The good news? It only takes a few tricks to outsmart these fast-fingered foes every. single. time.
Think like a con artist.
Pickpockets execute incredibly choreographed schemes in teams bigger than you'd guess. Knowing their tactics makes it easy to outwit them: Don't leave your stuff out on tables -- one conman might come ask for money or bump your shoulder, only to let the other one swipe your phone in a split second. Always keep a hand on your stuff in subways and trains -- that's when they're likely to dip into your purse. Put your bag on your lap or between your feet in a cafe -- teams will wait until you lean forward to slide your purse off the chair back.
Divert eye contact.
When someone locks eyes with you on the street -- to ask for directions or offer a coupon -- it's reflexive to hold their gaze. "We're programmed to be polite to strangers who approach us," criminologist Bob Arno told JustLuxe in 2012. "But it's wise to question the motivation behind an encounter, regardless of how friendly the stranger appears to be." When a stranger approaches, look down and watch their hands instead -- you can be polite afterward.

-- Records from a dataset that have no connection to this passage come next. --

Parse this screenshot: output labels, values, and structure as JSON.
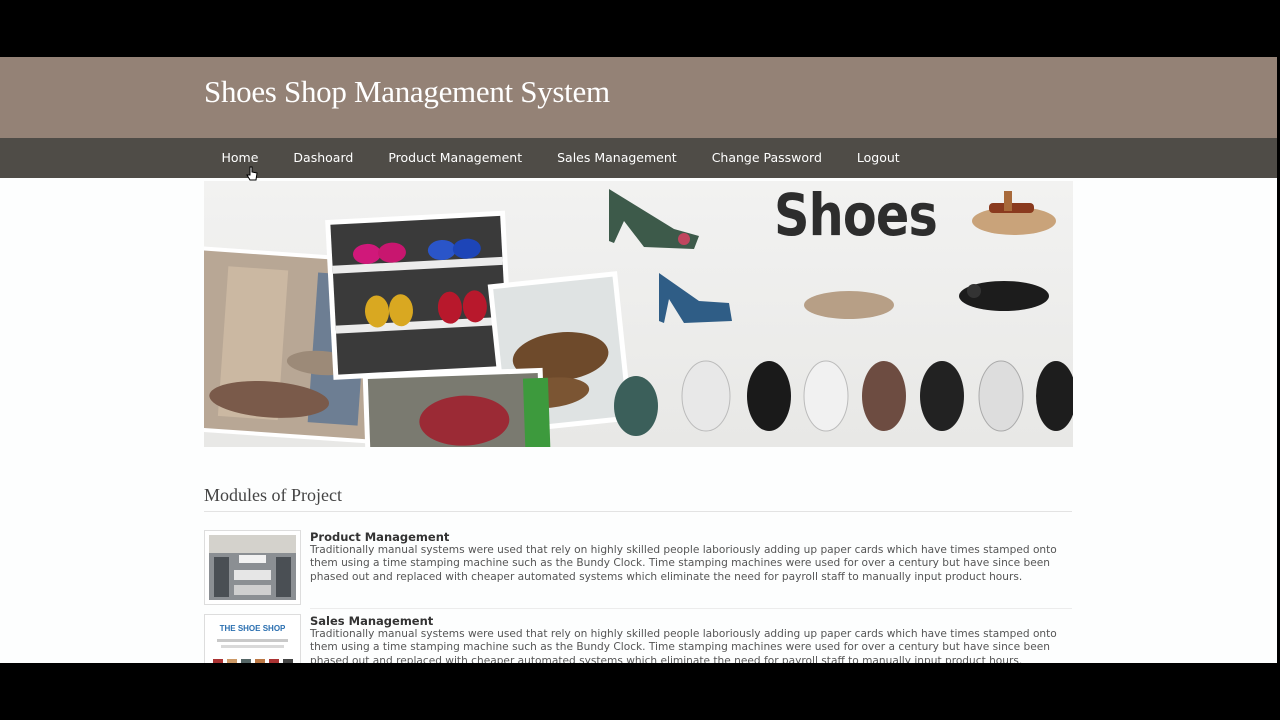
{
  "header": {
    "title": "Shoes Shop Management System"
  },
  "nav": {
    "items": [
      {
        "label": "Home"
      },
      {
        "label": "Dashoard"
      },
      {
        "label": "Product Management"
      },
      {
        "label": "Sales Management"
      },
      {
        "label": "Change Password"
      },
      {
        "label": "Logout"
      }
    ]
  },
  "banner": {
    "heading": "Shoes"
  },
  "modules_section": {
    "title": "Modules of Project",
    "modules": [
      {
        "title": "Product Management",
        "description": "Traditionally manual systems were used that rely on highly skilled people laboriously adding up paper cards which have times stamped onto them using a time stamping machine such as the Bundy Clock. Time stamping machines were used for over a century but have since been phased out and replaced with cheaper automated systems which eliminate the need for payroll staff to manually input product hours."
      },
      {
        "title": "Sales Management",
        "description": "Traditionally manual systems were used that rely on highly skilled people laboriously adding up paper cards which have times stamped onto them using a time stamping machine such as the Bundy Clock. Time stamping machines were used for over a century but have since been phased out and replaced with cheaper automated systems which eliminate the need for payroll staff to manually input product hours.",
        "thumb_text": "THE SHOE SHOP"
      }
    ]
  },
  "colors": {
    "header_bg": "#948276",
    "nav_bg": "#4f4c47",
    "page_bg": "#fdfefe"
  }
}
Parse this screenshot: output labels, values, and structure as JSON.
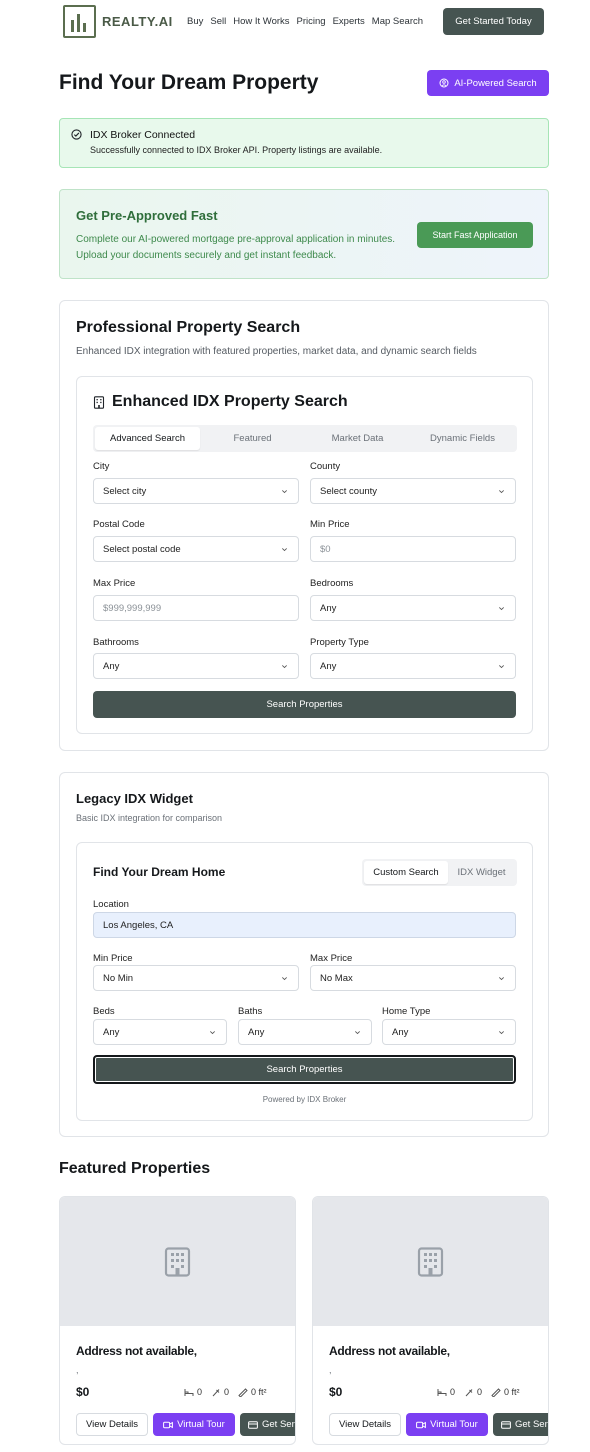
{
  "brand": {
    "name": "REALTY.AI"
  },
  "nav": {
    "links": [
      "Buy",
      "Sell",
      "How It Works",
      "Pricing",
      "Experts",
      "Map Search"
    ],
    "cta": "Get Started Today"
  },
  "header": {
    "title": "Find Your Dream Property",
    "ai_button": "AI-Powered Search"
  },
  "alert": {
    "title": "IDX Broker Connected",
    "message": "Successfully connected to IDX Broker API. Property listings are available."
  },
  "preapproval": {
    "title": "Get Pre-Approved Fast",
    "description": "Complete our AI-powered mortgage pre-approval application in minutes. Upload your documents securely and get instant feedback.",
    "button": "Start Fast Application"
  },
  "pro_search": {
    "title": "Professional Property Search",
    "subtitle": "Enhanced IDX integration with featured properties, market data, and dynamic search fields",
    "panel_title": "Enhanced IDX Property Search",
    "tabs": [
      "Advanced Search",
      "Featured",
      "Market Data",
      "Dynamic Fields"
    ],
    "fields": {
      "city": {
        "label": "City",
        "value": "Select city"
      },
      "county": {
        "label": "County",
        "value": "Select county"
      },
      "postal": {
        "label": "Postal Code",
        "value": "Select postal code"
      },
      "min_price": {
        "label": "Min Price",
        "placeholder": "$0"
      },
      "max_price": {
        "label": "Max Price",
        "placeholder": "$999,999,999"
      },
      "bedrooms": {
        "label": "Bedrooms",
        "value": "Any"
      },
      "bathrooms": {
        "label": "Bathrooms",
        "value": "Any"
      },
      "property_type": {
        "label": "Property Type",
        "value": "Any"
      }
    },
    "search_button": "Search Properties"
  },
  "legacy": {
    "title": "Legacy IDX Widget",
    "subtitle": "Basic IDX integration for comparison",
    "panel_title": "Find Your Dream Home",
    "tabs": [
      "Custom Search",
      "IDX Widget"
    ],
    "location": {
      "label": "Location",
      "value": "Los Angeles, CA"
    },
    "min_price": {
      "label": "Min Price",
      "value": "No Min"
    },
    "max_price": {
      "label": "Max Price",
      "value": "No Max"
    },
    "beds": {
      "label": "Beds",
      "value": "Any"
    },
    "baths": {
      "label": "Baths",
      "value": "Any"
    },
    "home_type": {
      "label": "Home Type",
      "value": "Any"
    },
    "search_button": "Search Properties",
    "powered_by": "Powered by IDX Broker"
  },
  "featured": {
    "title": "Featured Properties",
    "properties": [
      {
        "address": "Address not available,",
        "city": ",",
        "price": "$0",
        "beds": "0",
        "baths": "0",
        "sqft": "0 ft²",
        "details": "View Details",
        "tour": "Virtual Tour",
        "more": "Get Senior"
      },
      {
        "address": "Address not available,",
        "city": ",",
        "price": "$0",
        "beds": "0",
        "baths": "0",
        "sqft": "0 ft²",
        "details": "View Details",
        "tour": "Virtual Tour",
        "more": "Get Senior"
      }
    ]
  },
  "colors": {
    "primary_dark": "#465451",
    "accent_violet": "#7b3ff2",
    "success_green": "#4a9a56"
  }
}
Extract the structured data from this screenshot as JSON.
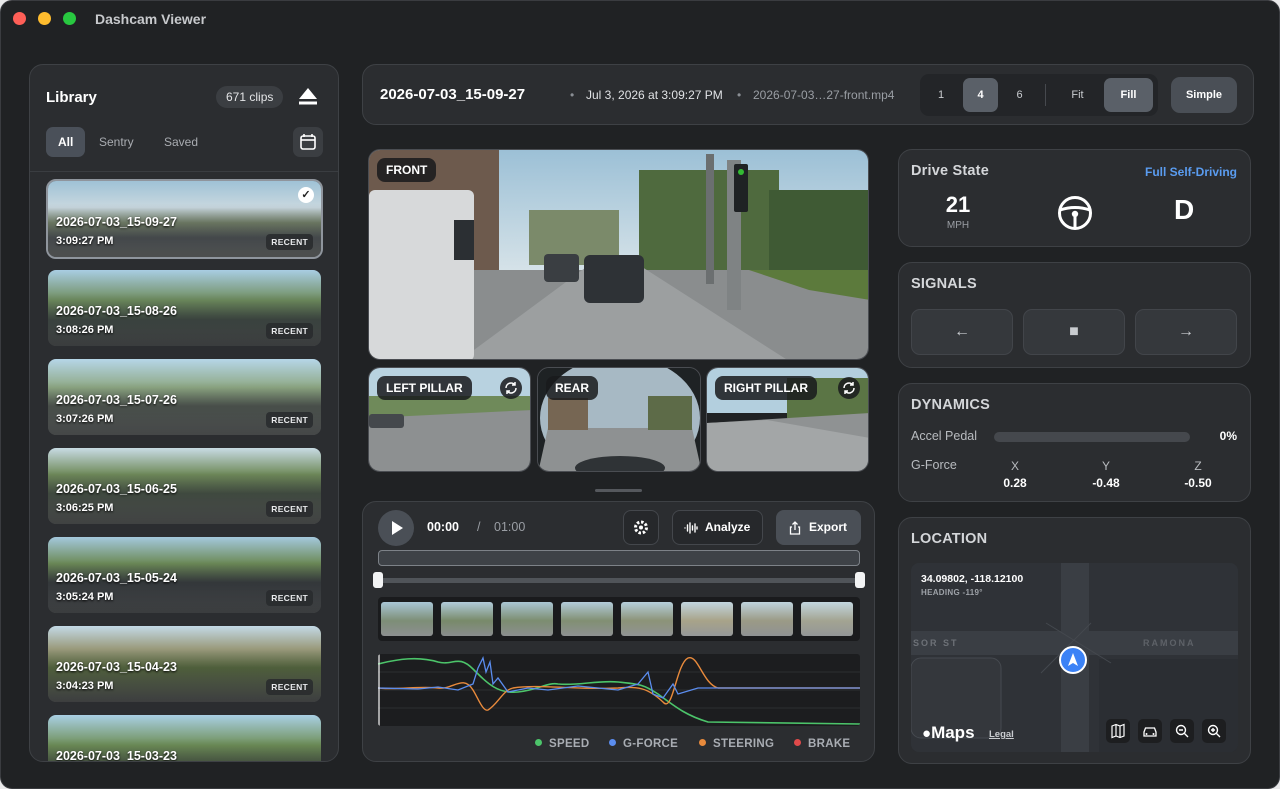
{
  "window": {
    "title": "Dashcam Viewer"
  },
  "library": {
    "title": "Library",
    "count": "671 clips",
    "filters": [
      "All",
      "Sentry",
      "Saved"
    ],
    "active_filter": "All",
    "clips": [
      {
        "name": "2026-07-03_15-09-27",
        "time": "3:09:27 PM",
        "badge": "RECENT",
        "selected": true
      },
      {
        "name": "2026-07-03_15-08-26",
        "time": "3:08:26 PM",
        "badge": "RECENT",
        "selected": false
      },
      {
        "name": "2026-07-03_15-07-26",
        "time": "3:07:26 PM",
        "badge": "RECENT",
        "selected": false
      },
      {
        "name": "2026-07-03_15-06-25",
        "time": "3:06:25 PM",
        "badge": "RECENT",
        "selected": false
      },
      {
        "name": "2026-07-03_15-05-24",
        "time": "3:05:24 PM",
        "badge": "RECENT",
        "selected": false
      },
      {
        "name": "2026-07-03_15-04-23",
        "time": "3:04:23 PM",
        "badge": "RECENT",
        "selected": false
      },
      {
        "name": "2026-07-03_15-03-23",
        "time": "",
        "badge": "",
        "selected": false
      }
    ]
  },
  "header": {
    "clip_name": "2026-07-03_15-09-27",
    "date": "Jul 3, 2026 at 3:09:27 PM",
    "file": "2026-07-03…27-front.mp4",
    "layout_options": [
      "1",
      "4",
      "6"
    ],
    "active_layout": "4",
    "fit_options": [
      "Fit",
      "Fill"
    ],
    "active_fit": "Fill",
    "simple_label": "Simple"
  },
  "cameras": {
    "front": "FRONT",
    "left_pillar": "LEFT PILLAR",
    "rear": "REAR",
    "right_pillar": "RIGHT PILLAR"
  },
  "player": {
    "current_time": "00:00",
    "separator": "/",
    "total_time": "01:00",
    "analyze_label": "Analyze",
    "export_label": "Export",
    "legend": [
      {
        "name": "SPEED",
        "color": "#4cc46a"
      },
      {
        "name": "G-FORCE",
        "color": "#5b8def"
      },
      {
        "name": "STEERING",
        "color": "#e88a3c"
      },
      {
        "name": "BRAKE",
        "color": "#e04a4a"
      }
    ]
  },
  "drive_state": {
    "title": "Drive State",
    "mode": "Full Self-Driving",
    "speed": "21",
    "speed_unit": "MPH",
    "gear": "D"
  },
  "signals": {
    "title": "SIGNALS",
    "left": "←",
    "center": "■",
    "right": "→"
  },
  "dynamics": {
    "title": "DYNAMICS",
    "accel_label": "Accel Pedal",
    "accel_value": "0%",
    "accel_fraction": 0,
    "gforce_label": "G-Force",
    "axes": [
      {
        "axis": "X",
        "value": "0.28"
      },
      {
        "axis": "Y",
        "value": "-0.48"
      },
      {
        "axis": "Z",
        "value": "-0.50"
      }
    ]
  },
  "location": {
    "title": "LOCATION",
    "coords": "34.09802, -118.12100",
    "heading": "HEADING -119°",
    "street_left": "SOR ST",
    "street_right": "RAMONA",
    "provider": "Maps",
    "legal": "Legal"
  },
  "colors": {
    "accent": "#5a9cf0",
    "panel": "#2b2d30",
    "background": "#202224"
  }
}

Keep your bag in front of you.
This is the cardinal rule of pickpocket-trumping. Cross-body bags are a perfect choice -- pick one with a zipper or button closure, and swing it in front of you so you can keep a hand on it at all times in crowded places. Don't have a cross-body bag? Wear your backpack backwards over your chest.
Rubber-band the good stuff, and stash it in a (tight) front pocket.
Unless you're wearing a money belt, the front pocket of your pants is the safest place on your body for wallets, cash wads and (if they're really necessary) passports. Make sure it's a tight pocket so grubby hands can't slip in, and put a thick rubber band around the item so it won't be so easy to draw out. That being said...
...money belts are really not that bad.
They're infinitely more effective than any hack. Travel legend Rick Steves has endured a mugging, lost cameras, six car break-ins and even a hot-wired vehicle, but not once has anyone taken anything out of his money belt. Before you guffaw this away, consider the fact that under-the-clothing money holders come in a variety of forms that make it, as Arno says, "almost impossible" for stealers. And you're only "the dork with the money belt" if people can see the money belt... which they can't. So be smart, and wear one.
Fan out your valuables.
In the off chance that you do fall prey to pickpockets, turn the tables when they realize they've only come away with a $5 bill. Split your money between your two front pockets and the chest pocket of your shirt, for example, so they'll make off with less.
Only carry what you're ready to lose.
You'll outsmart pickpockets if you don't let them get the best of your belongings. Arno puts it this way: "Don't carry more cash than you are prepared to lose."
Get some pickpocket-proof pants.